(Dataset extract)
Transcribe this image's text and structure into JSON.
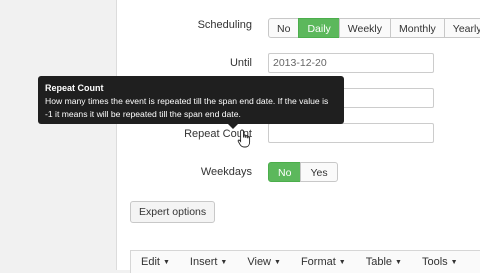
{
  "scheduling": {
    "label": "Scheduling",
    "options": [
      "No",
      "Daily",
      "Weekly",
      "Monthly",
      "Yearly"
    ],
    "selected": "Daily"
  },
  "until": {
    "label": "Until",
    "value": "2013-12-20"
  },
  "repeat_count": {
    "label": "Repeat Count",
    "value": ""
  },
  "weekdays": {
    "label": "Weekdays",
    "options": [
      "No",
      "Yes"
    ],
    "selected": "No"
  },
  "tooltip": {
    "title": "Repeat Count",
    "line1": "How many times the event is repeated till the span end date. If the value is",
    "line2": "-1 it means it will be repeated till the span end date."
  },
  "expert_button": "Expert options",
  "editor_menu": {
    "items": [
      {
        "label": "Edit"
      },
      {
        "label": "Insert"
      },
      {
        "label": "View"
      },
      {
        "label": "Format"
      },
      {
        "label": "Table"
      },
      {
        "label": "Tools"
      }
    ],
    "caret": "▼"
  }
}
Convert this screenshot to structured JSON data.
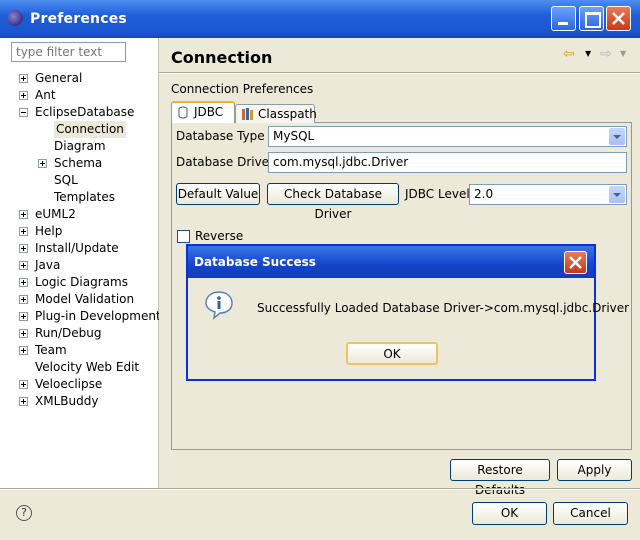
{
  "window": {
    "title": "Preferences"
  },
  "filter": {
    "placeholder": "type filter text"
  },
  "tree": [
    {
      "label": "General",
      "expander": "plus"
    },
    {
      "label": "Ant",
      "expander": "plus"
    },
    {
      "label": "EclipseDatabase",
      "expander": "minus"
    },
    {
      "label": "Connection",
      "expander": "",
      "selected": true
    },
    {
      "label": "Diagram",
      "expander": ""
    },
    {
      "label": "Schema",
      "expander": "plus"
    },
    {
      "label": "SQL",
      "expander": ""
    },
    {
      "label": "Templates",
      "expander": ""
    },
    {
      "label": "eUML2",
      "expander": "plus"
    },
    {
      "label": "Help",
      "expander": "plus"
    },
    {
      "label": "Install/Update",
      "expander": "plus"
    },
    {
      "label": "Java",
      "expander": "plus"
    },
    {
      "label": "Logic Diagrams",
      "expander": "plus"
    },
    {
      "label": "Model Validation",
      "expander": "plus"
    },
    {
      "label": "Plug-in Development",
      "expander": "plus"
    },
    {
      "label": "Run/Debug",
      "expander": "plus"
    },
    {
      "label": "Team",
      "expander": "plus"
    },
    {
      "label": "Velocity Web Edit",
      "expander": ""
    },
    {
      "label": "Veloeclipse",
      "expander": "plus"
    },
    {
      "label": "XMLBuddy",
      "expander": "plus"
    }
  ],
  "page": {
    "heading": "Connection",
    "subheading": "Connection Preferences",
    "tabs": {
      "jdbc": "JDBC",
      "classpath": "Classpath"
    },
    "db_type_label": "Database Type",
    "db_type_value": "MySQL",
    "db_driver_label": "Database Driver",
    "db_driver_value": "com.mysql.jdbc.Driver",
    "default_value_btn": "Default Value",
    "check_driver_btn": "Check Database Driver",
    "jdbc_level_label": "JDBC Level",
    "jdbc_level_value": "2.0",
    "reverse_label": "Reverse",
    "restore_defaults_btn": "Restore Defaults",
    "apply_btn": "Apply"
  },
  "dialog": {
    "title": "Database Success",
    "message": "Successfully Loaded Database Driver->com.mysql.jdbc.Driver",
    "ok": "OK"
  },
  "footer": {
    "ok": "OK",
    "cancel": "Cancel"
  },
  "colors": {
    "title_bar": "#1f5ed8",
    "dialog_border": "#0831d9",
    "close_red": "#c3391d",
    "tab_accent": "#f0b030"
  }
}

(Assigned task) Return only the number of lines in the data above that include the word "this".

(Your response) 2